Exercise description: No pictures should be carried over. Output all other parts of the entries verbatim.

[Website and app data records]

..............................

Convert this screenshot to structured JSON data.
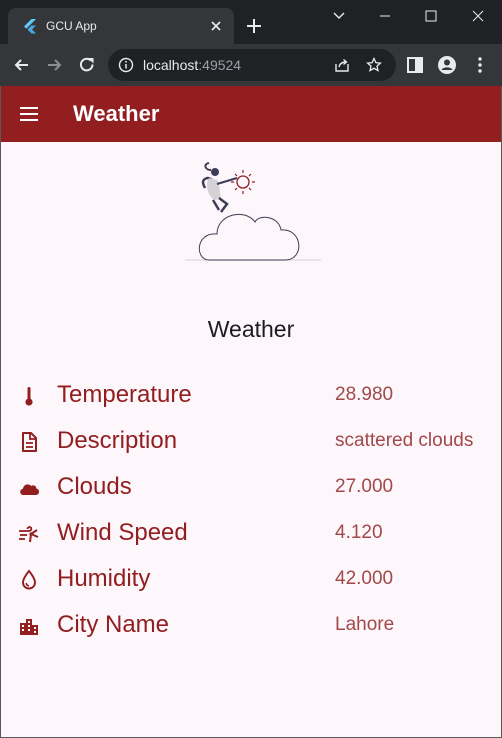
{
  "browser": {
    "tab_title": "GCU App",
    "url_host": "localhost",
    "url_port": ":49524"
  },
  "app": {
    "title": "Weather",
    "heading": "Weather",
    "accent_color": "#921e20",
    "rows": [
      {
        "icon": "thermometer-icon",
        "label": "Temperature",
        "value": "28.980"
      },
      {
        "icon": "description-icon",
        "label": "Description",
        "value": "scattered clouds"
      },
      {
        "icon": "cloud-icon",
        "label": "Clouds",
        "value": "27.000"
      },
      {
        "icon": "wind-icon",
        "label": "Wind Speed",
        "value": "4.120"
      },
      {
        "icon": "water-drop-icon",
        "label": "Humidity",
        "value": "42.000"
      },
      {
        "icon": "city-icon",
        "label": "City Name",
        "value": "Lahore"
      }
    ]
  }
}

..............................

Answer to this exercise:
Convert this screenshot to structured JSON data.
{
  "browser": {
    "tab_title": "GCU App",
    "url_host": "localhost",
    "url_port": ":49524"
  },
  "app": {
    "title": "Weather",
    "heading": "Weather",
    "accent_color": "#921e20",
    "rows": [
      {
        "icon": "thermometer-icon",
        "label": "Temperature",
        "value": "28.980"
      },
      {
        "icon": "description-icon",
        "label": "Description",
        "value": "scattered clouds"
      },
      {
        "icon": "cloud-icon",
        "label": "Clouds",
        "value": "27.000"
      },
      {
        "icon": "wind-icon",
        "label": "Wind Speed",
        "value": "4.120"
      },
      {
        "icon": "water-drop-icon",
        "label": "Humidity",
        "value": "42.000"
      },
      {
        "icon": "city-icon",
        "label": "City Name",
        "value": "Lahore"
      }
    ]
  }
}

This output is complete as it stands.